Former Prudential Auditor Says He Was Ignored About Fraud
NEW YORK (AP) _ A former executive of Prudential Insurance Co. of America says he told company officials as early as 1982 that Prudential agents had fraudulently sold insurance policies, and that he told them how to fix the problem but was ignored.
The company said earlier this year that it had learned of the problem in 1992.
A company spokesman said Thursday that Prudential had already acknowledged that the fraud had taken place as early as 1982. He said he did not know when Prudential officials first learned of the problem.
But the auditor, John Cressman, said in a phone interview with The Associated Press that he discovered and told company officials in 1982 that Prudential agents in Cedar Rapids, Iowa, and in offices in Wisconsin and Michigan had ``churned″ accounts. That means they persuaded customers, many of whom were elderly or of modest means, to use the built-up cash value of older life insurance policies to finance more expensive ones.
Cressman, who holds a master’s degree in business administration and held various positions, including auditing, at Prudential from 1971 to 1993, designed a computer program to catch the fraudulent agents.
But in a meeting with top marketing and compliance officials in December 1986, Cressman said, he told the company that it was not properly implementing his suggestions and wasn’t doing enough to stop the churning.
The claims of fraud resulted in investigations by insurance officials in 13 states and in numerous lawsuits including a class action one.
Prudential agreed in September to pay at least $410 million to settle the class action.
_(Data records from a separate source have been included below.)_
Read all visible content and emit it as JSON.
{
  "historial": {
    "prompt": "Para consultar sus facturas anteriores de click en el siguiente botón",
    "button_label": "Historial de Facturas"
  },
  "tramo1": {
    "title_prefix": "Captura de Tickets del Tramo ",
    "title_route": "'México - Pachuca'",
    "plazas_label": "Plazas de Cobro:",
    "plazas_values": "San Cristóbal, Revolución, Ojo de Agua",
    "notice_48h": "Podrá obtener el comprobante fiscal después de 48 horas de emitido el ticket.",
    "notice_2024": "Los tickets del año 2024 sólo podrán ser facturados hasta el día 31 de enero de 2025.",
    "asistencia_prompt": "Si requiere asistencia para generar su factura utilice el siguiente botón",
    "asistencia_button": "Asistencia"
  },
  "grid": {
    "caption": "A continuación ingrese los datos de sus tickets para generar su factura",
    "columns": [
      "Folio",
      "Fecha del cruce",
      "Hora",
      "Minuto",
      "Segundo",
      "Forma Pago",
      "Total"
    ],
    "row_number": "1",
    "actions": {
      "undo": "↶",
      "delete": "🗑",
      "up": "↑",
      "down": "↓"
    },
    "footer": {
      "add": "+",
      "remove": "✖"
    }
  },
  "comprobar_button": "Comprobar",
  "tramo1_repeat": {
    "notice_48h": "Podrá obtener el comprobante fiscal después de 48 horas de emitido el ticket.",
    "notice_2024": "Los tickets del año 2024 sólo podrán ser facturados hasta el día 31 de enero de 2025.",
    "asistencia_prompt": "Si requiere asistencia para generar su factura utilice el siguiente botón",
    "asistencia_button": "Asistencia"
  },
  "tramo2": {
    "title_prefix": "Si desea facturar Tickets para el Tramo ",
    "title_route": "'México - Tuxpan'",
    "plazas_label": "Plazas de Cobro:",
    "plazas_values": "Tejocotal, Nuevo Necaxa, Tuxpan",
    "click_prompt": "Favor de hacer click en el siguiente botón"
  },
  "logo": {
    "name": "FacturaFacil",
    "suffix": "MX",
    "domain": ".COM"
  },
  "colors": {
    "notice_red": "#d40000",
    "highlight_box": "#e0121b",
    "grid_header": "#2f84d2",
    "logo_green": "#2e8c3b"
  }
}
Initial estimates were that the settlement could cost up to $1 billion, but that figure reportedly has been nearly doubled.
Settlement offers were sent to all 10.7 million consumers who bought Prudential policies between 1982 and 1995. Recipients must decide by Dec. 19 whether to opt out of the settlement and pursue their own legal actions.
Cressman, who now works for the Department of Housing and Urban Development in Washington, has joined a number of attorneys and others who say the settlement is a bad deal for policyholders.
Cressman and his attorney, Samuel Wilner, said the fraud had cost Prudential policyholders ``several times more than″ $1 billion, and that the settlement terms make it too difficult for potential victims to tell whether they are entitled to money and how much.
Prudential spokesman Richard Riley said Cressman’s claims have already been reported. The company agreed with a multi-state task force that ``steps we took prior to the ’90s were insufficient to solve″ the problem. ``We have said we will pay every legitimate customer claim.″
But Cressman and his attorney insisted that top company officials ignored early evidence of wrongdoing and allowed it to continue.